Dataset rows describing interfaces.
·····

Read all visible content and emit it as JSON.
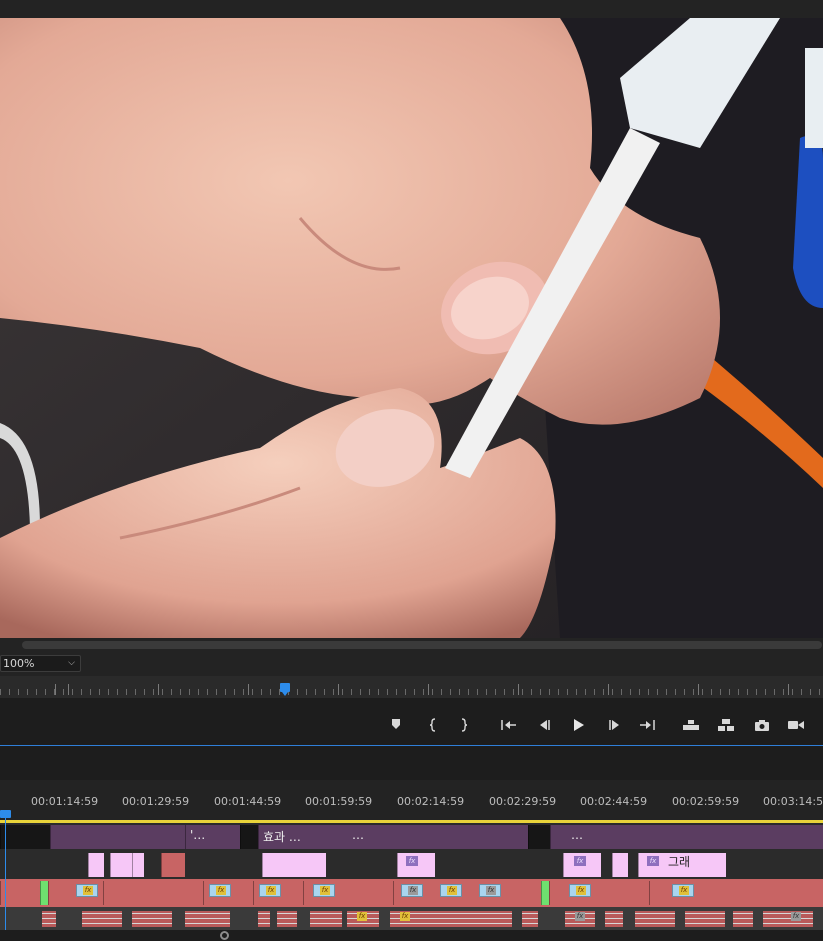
{
  "monitor": {
    "zoom": "100%",
    "playhead_position_fraction": 0.35
  },
  "transport": {
    "buttons": [
      "add-marker",
      "mark-in",
      "mark-out",
      "go-to-in",
      "step-back",
      "play",
      "step-forward",
      "go-to-out",
      "lift",
      "extract",
      "export-frame",
      "button-editor"
    ]
  },
  "timeline": {
    "ruler_labels": [
      "00:01:14:59",
      "00:01:29:59",
      "00:01:44:59",
      "00:01:59:59",
      "00:02:14:59",
      "00:02:29:59",
      "00:02:44:59",
      "00:02:59:59",
      "00:03:14:59"
    ],
    "clips": {
      "c1": "'…",
      "c2": "효과 …",
      "c3": "…",
      "c4": "…",
      "c5": "그래"
    },
    "fx_label": "fx"
  },
  "colors": {
    "playhead": "#2d8ceb",
    "work_area": "#e8d33a",
    "title_track": "#5b3d61",
    "graphic_clip": "#f6c7f7",
    "video_clip": "#c86464"
  }
}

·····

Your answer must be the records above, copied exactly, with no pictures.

OUTPUT FOR THIS EXERCISE.
Read all visible content and emit it as JSON.
{
  "monitor": {
    "zoom": "100%",
    "playhead_position_fraction": 0.35
  },
  "transport": {
    "buttons": [
      "add-marker",
      "mark-in",
      "mark-out",
      "go-to-in",
      "step-back",
      "play",
      "step-forward",
      "go-to-out",
      "lift",
      "extract",
      "export-frame",
      "button-editor"
    ]
  },
  "timeline": {
    "ruler_labels": [
      "00:01:14:59",
      "00:01:29:59",
      "00:01:44:59",
      "00:01:59:59",
      "00:02:14:59",
      "00:02:29:59",
      "00:02:44:59",
      "00:02:59:59",
      "00:03:14:59"
    ],
    "clips": {
      "c1": "'…",
      "c2": "효과 …",
      "c3": "…",
      "c4": "…",
      "c5": "그래"
    },
    "fx_label": "fx"
  },
  "colors": {
    "playhead": "#2d8ceb",
    "work_area": "#e8d33a",
    "title_track": "#5b3d61",
    "graphic_clip": "#f6c7f7",
    "video_clip": "#c86464"
  }
}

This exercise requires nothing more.